Update at 7:53 p.m.
A broader group of business groups and gaming companies have announced their support of an amendment proposed by the Nevada Resort Association to significantly alter a bill hiking Nevada’s minimum renewable energy standards.
Groups including the Latin Chamber of Commerce, Asian Chamber of Commerce, Peppermill Reno, South Point, Station Casinos, Boyd Gaming, the Retail Association of Nevada and the Reno and Las Vegas Chambers of Commerce signed on to the letter supporting the proposed amendment that would require new energy generation planned by utilities come from at least from 50 percent renewable sources.
Wynn Resorts, the Las Vegas Sands and Caesars Entertainment also signed the letter, and had previously testified agains the bill.
“Well-intentioned goals for renewable energy can have unintended consequences, and that’s what Nevadans want to avoid,” the businesses \said in a statement.

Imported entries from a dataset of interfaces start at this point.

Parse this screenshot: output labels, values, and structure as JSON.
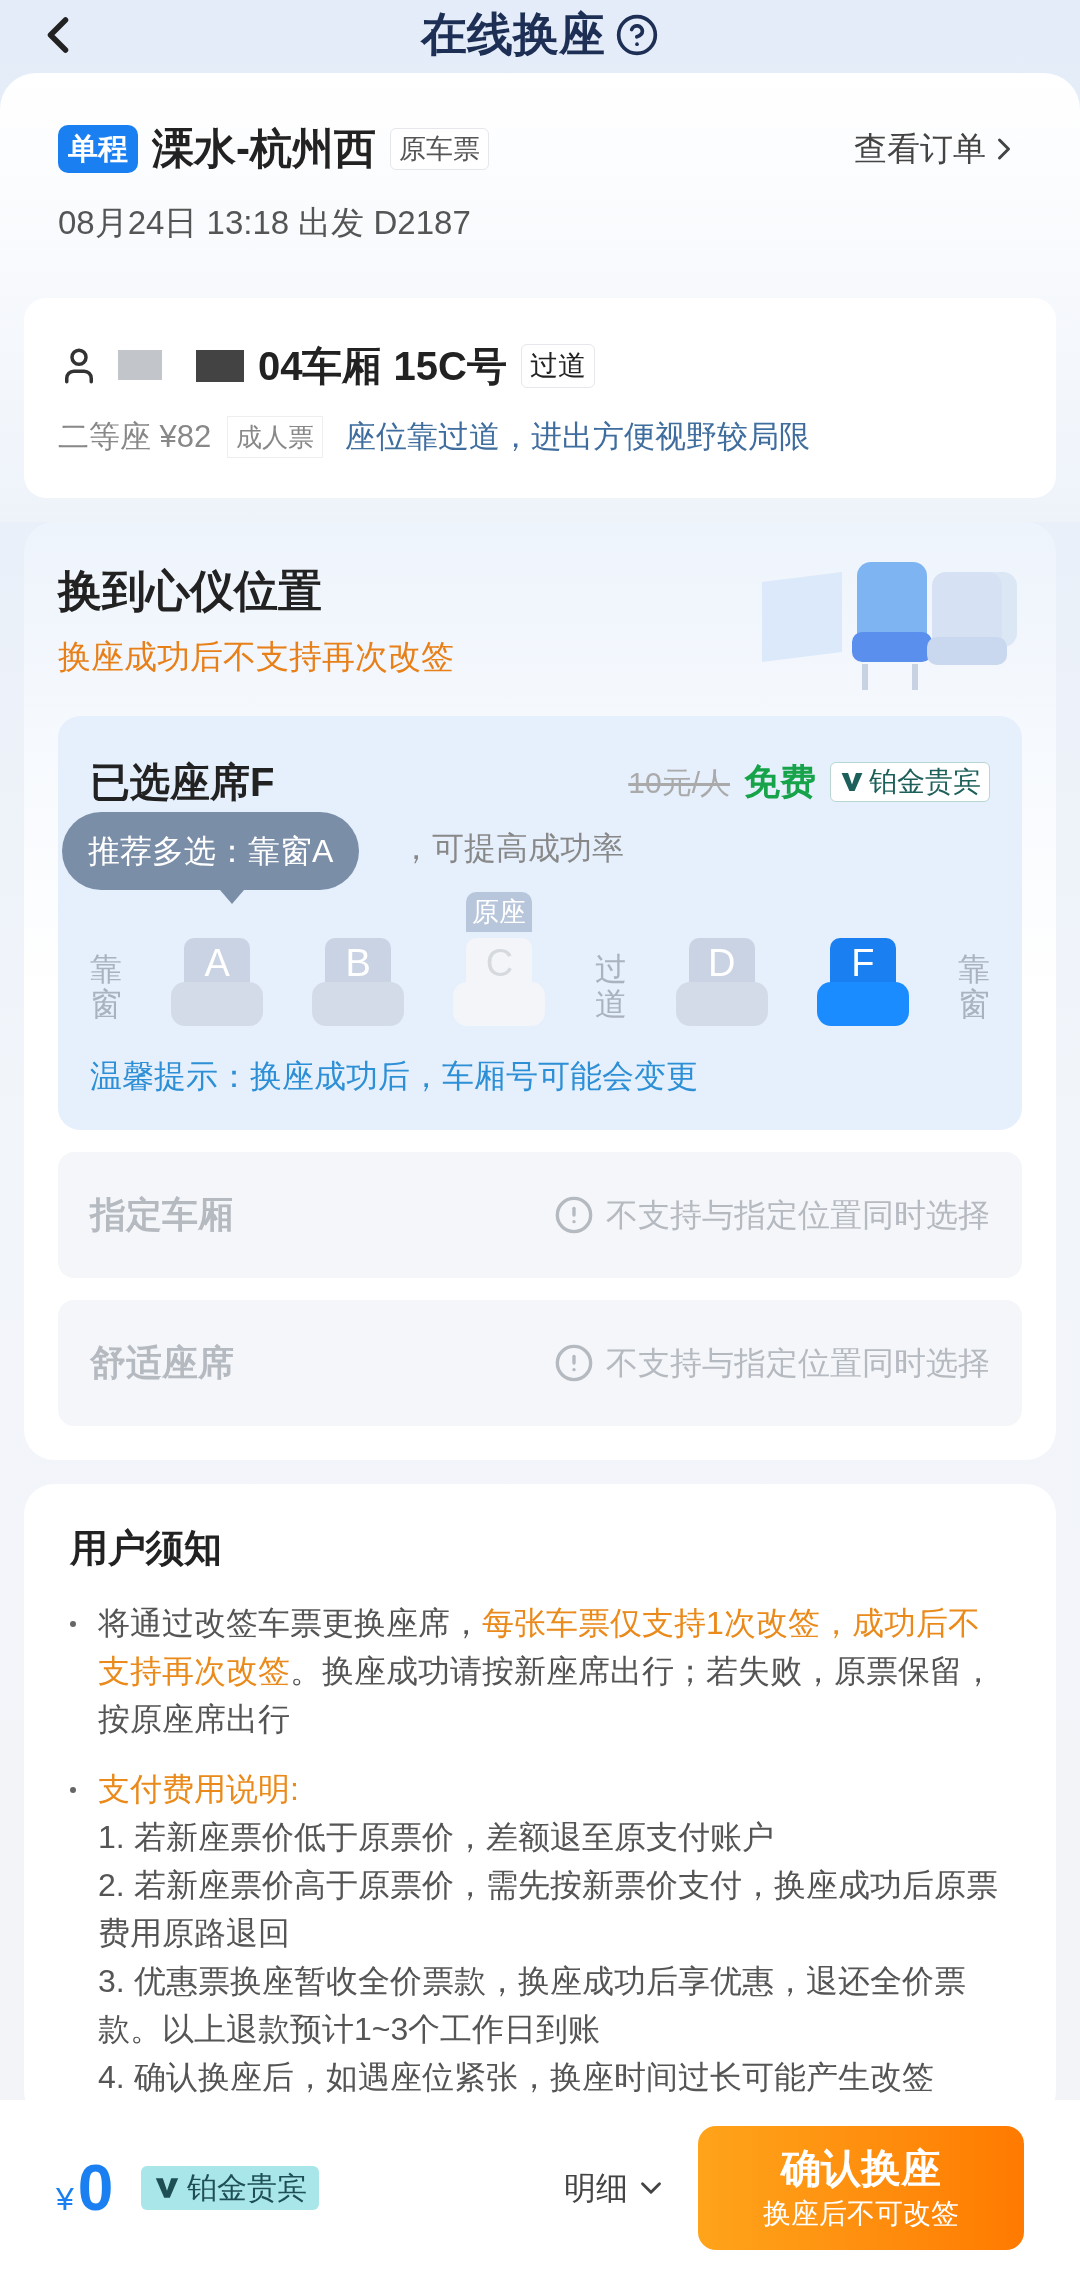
{
  "header": {
    "title": "在线换座"
  },
  "trip": {
    "badge": "单程",
    "route": "溧水-杭州西",
    "tag": "原车票",
    "order_link": "查看订单",
    "departure": "08月24日 13:18 出发 D2187"
  },
  "passenger": {
    "seat": "04车厢 15C号",
    "seat_tag": "过道",
    "class": "二等座 ¥82",
    "ticket_type": "成人票",
    "seat_note": "座位靠过道，进出方便视野较局限"
  },
  "change": {
    "title": "换到心仪位置",
    "warning": "换座成功后不支持再次改签",
    "selected_label": "已选座席F",
    "old_price": "10元/人",
    "price": "免费",
    "vip_badge": "铂金贵宾",
    "hint": "，可提高成功率",
    "tooltip": "推荐多选：靠窗A",
    "tip": "温馨提示：换座成功后，车厢号可能会变更",
    "seats": [
      {
        "kind": "label",
        "text": "靠窗"
      },
      {
        "kind": "seat",
        "letter": "A",
        "selected": false,
        "original": false
      },
      {
        "kind": "seat",
        "letter": "B",
        "selected": false,
        "original": false
      },
      {
        "kind": "seat",
        "letter": "C",
        "selected": false,
        "original": true,
        "badge": "原座"
      },
      {
        "kind": "label",
        "text": "过道"
      },
      {
        "kind": "seat",
        "letter": "D",
        "selected": false,
        "original": false
      },
      {
        "kind": "seat",
        "letter": "F",
        "selected": true,
        "original": false
      },
      {
        "kind": "label",
        "text": "靠窗"
      }
    ]
  },
  "options": [
    {
      "label": "指定车厢",
      "note": "不支持与指定位置同时选择",
      "disabled": true
    },
    {
      "label": "舒适座席",
      "note": "不支持与指定位置同时选择",
      "disabled": true
    }
  ],
  "notice": {
    "title": "用户须知",
    "items": [
      {
        "kind": "paragraph",
        "segments": [
          {
            "text": "将通过改签车票更换座席，",
            "highlight": false
          },
          {
            "text": "每张车票仅支持1次改签，成功后不支持再次改签",
            "highlight": true
          },
          {
            "text": "。换座成功请按新座席出行；若失败，原票保留，按原座席出行",
            "highlight": false
          }
        ]
      },
      {
        "kind": "list",
        "heading": "支付费用说明:",
        "lines": [
          "1. 若新座票价低于原票价，差额退至原支付账户",
          "2. 若新座票价高于原票价，需先按新票价支付，换座成功后原票费用原路退回",
          "3. 优惠票换座暂收全价票款，换座成功后享优惠，退还全价票款。以上退款预计1~3个工作日到账",
          "4. 确认换座后，如遇座位紧张，换座时间过长可能产生改签"
        ]
      }
    ]
  },
  "bottom": {
    "currency": "¥",
    "amount": "0",
    "vip_badge": "铂金贵宾",
    "details": "明细",
    "confirm": "确认换座",
    "confirm_sub": "换座后不可改签"
  }
}
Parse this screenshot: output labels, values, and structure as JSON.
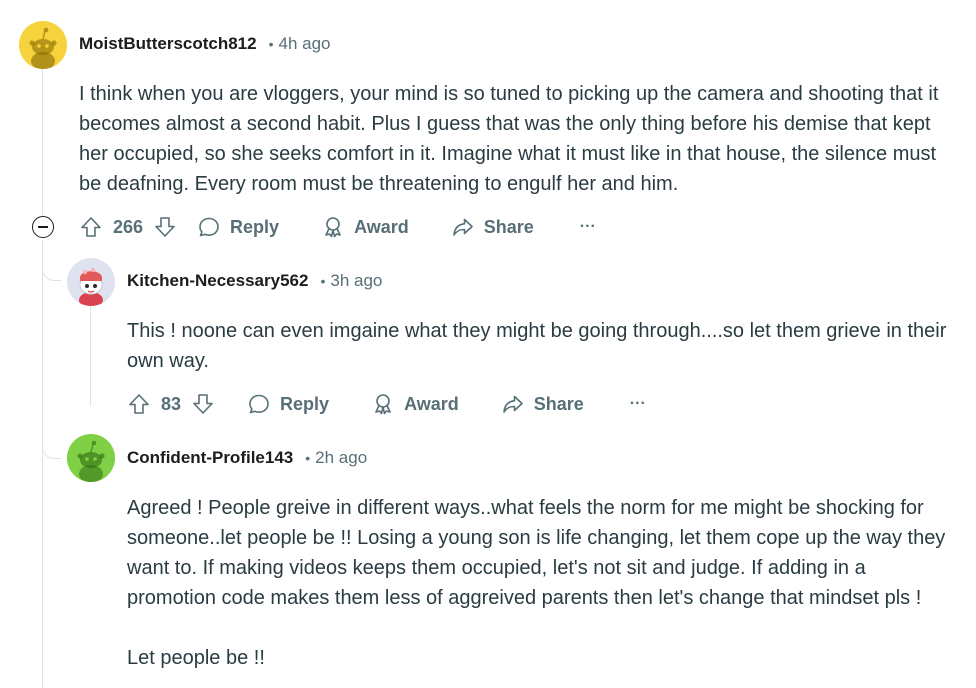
{
  "comments": [
    {
      "username": "MoistButterscotch812",
      "sep": "•",
      "time": "4h ago",
      "avatar_color": "#f6d33c",
      "body": "I think when you are vloggers, your mind is so tuned to picking up the camera and shooting that it becomes almost a second habit. Plus I guess that was the only thing before his demise that kept her occupied, so she seeks comfort in it. Imagine what it must like in that house, the silence must be deafning. Every room must be threatening to engulf her and him.",
      "votes": "266",
      "reply_label": "Reply",
      "award_label": "Award",
      "share_label": "Share",
      "more_label": "···"
    },
    {
      "username": "Kitchen-Necessary562",
      "sep": "•",
      "time": "3h ago",
      "avatar_color": "#dfe3f0",
      "body": "This ! noone can even imgaine what they might be going through....so let them grieve in their own way.",
      "votes": "83",
      "reply_label": "Reply",
      "award_label": "Award",
      "share_label": "Share",
      "more_label": "···"
    },
    {
      "username": "Confident-Profile143",
      "sep": "•",
      "time": "2h ago",
      "avatar_color": "#7fd045",
      "body": "Agreed ! People greive in different ways..what feels the norm for me might be shocking for someone..let people be !! Losing a young son is life changing, let them cope up the way they want to. If making videos keeps them occupied, let's not sit and judge. If adding in a promotion code makes them less of aggreived parents then let's change that mindset pls !",
      "body2": "Let people be !!"
    }
  ],
  "colors": {
    "text": "#1c1c1c",
    "muted": "#576f76",
    "body": "#2a3c42",
    "thread_line": "#dfe2e5"
  },
  "icons": [
    "upvote-icon",
    "downvote-icon",
    "comment-bubble-icon",
    "award-icon",
    "share-icon",
    "more-icon",
    "collapse-icon"
  ]
}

Democratic Assemblyman Chris Brooks, the bill’s sponsor, said that replacing the higher Renewable Portfolio Standard goals with a change in utility generation planning was “fundamentally and conceptually completely opposite” of his intentions.
View a copy of the letter below:
Nevada lawmakers say they’re closing in on a deal over a highly publicized measure restoring favorable net metering rates for rooftop solar customers. But they are still far from hammering out a potential compromise on an ambitious measure raising renewable energy production standards over the next two decades.
The two renewable energy bills — AB405 and AB206 — were passed out of the Assembly and publicly heard in a Senate committee last week, with consensus far from reached. But a group of interested parties including lawmakers, NV Energy, the governor’s office and the Nevada Resort Association have continually met behind the scenes this week to try and work out the issues with less than a week to go before the session ends.
Senate Commerce Labor and Energy chairman Sen. Kelvin Atkinson said a committee vote on the net metering measure could come as soon as Friday.
“We’re really close on 405,” he said on Wednesday. “I think we’ll be done with that today.”
Democratic Assemblyman Chris Brooks, the bill’s sponsor, said the final negotiations are taking place over the proposed reimbursement rates in a revived net metering program proposed in the measure.
“We’re all on the same page for the concept, and now we’re just haggling over the numbers,” he said.
The amended version of the bill, which passed 38-2 out of the Assembly in May, would create a tiered “net metering” system that ties reimbursement rates to the retail price of electricity and the total penetration of rooftop solar in the state. If approved, rooftop solar customers would be able to “sell back” excess solar electricity at 95 percent of the retail rate.
It would also require that rooftop solar customers retain whatever percentage rate they enroll in for at least 20 years, or the life of the system, even if the “tiers” drop down due to higher solar penetration. Brooks said that lawmakers planned to include some language directed at addressing the possible effects of an energy deregulation ballot question if it passes again in 2018 and takes effect in 2023, but said it was hard to plan ahead given the uncertainty around the ballot question.
“It’s really tricky for us to write a portion of legislation to cover an event that is yet to happen, and we have no idea what it will look like, if and when it does happen,” he said.
More uncertainty remains on the future of AB206, an ambitious proposal that would catapult the state’s Renewable Portfolio Standard from it’s current goal of 25 percent compliance by 2025 to 50 percent by 2030.
The bill, which passed out of the Assembly on a narrower 30-12 vote in late May, has become perhaps the most controversial energy-related bill of the session with several groups launching ads and public pressure attempting to influence the outcome of the legislation.
A major wrinkle occurred last week when the NRA, the trade association representing many of the state’s major casinos and gaming companies, came out against the measure and proposed an alternative amendment exempting many of their members from the RPS standards and requiring 50 percent of new energy generation planned through the Integrated Resource Plan (IRP) process come from renewable sources.
NV Energy has remained officially neutral on the bill, but has raised similar concerns with increasing renewable generation in the pending face of a retail energy market.
The claim the ballot initiative paired with the bill could require the Berkshire Hathaway-owned company to divest all of its existing energy generating assets and power purchase agreements, and possibly be forced to sell them at a loss with electric customers making up the difference. The utility is generally supportive of the proposed NRA amendment.
Brooks said that negotiations were still ongoing, but rejected the idea of using the IRP process to spur renewable energy development, saying that the process wouldn’t survive in a deregulated market.
“It doesn’t accomplish anything that the goals of the RPS are trying to,” he said. “I’m no closer to accepting that personally that I was three weeks ago.”
Atkinson declined to comment on specifics of any proposed compromise, saying he was “trying not to mess up negotiations with the stakeholders.”
Disclosure: MGM Resorts International and Switch have donated to The Nevada Independent. You can see a full list of donors here.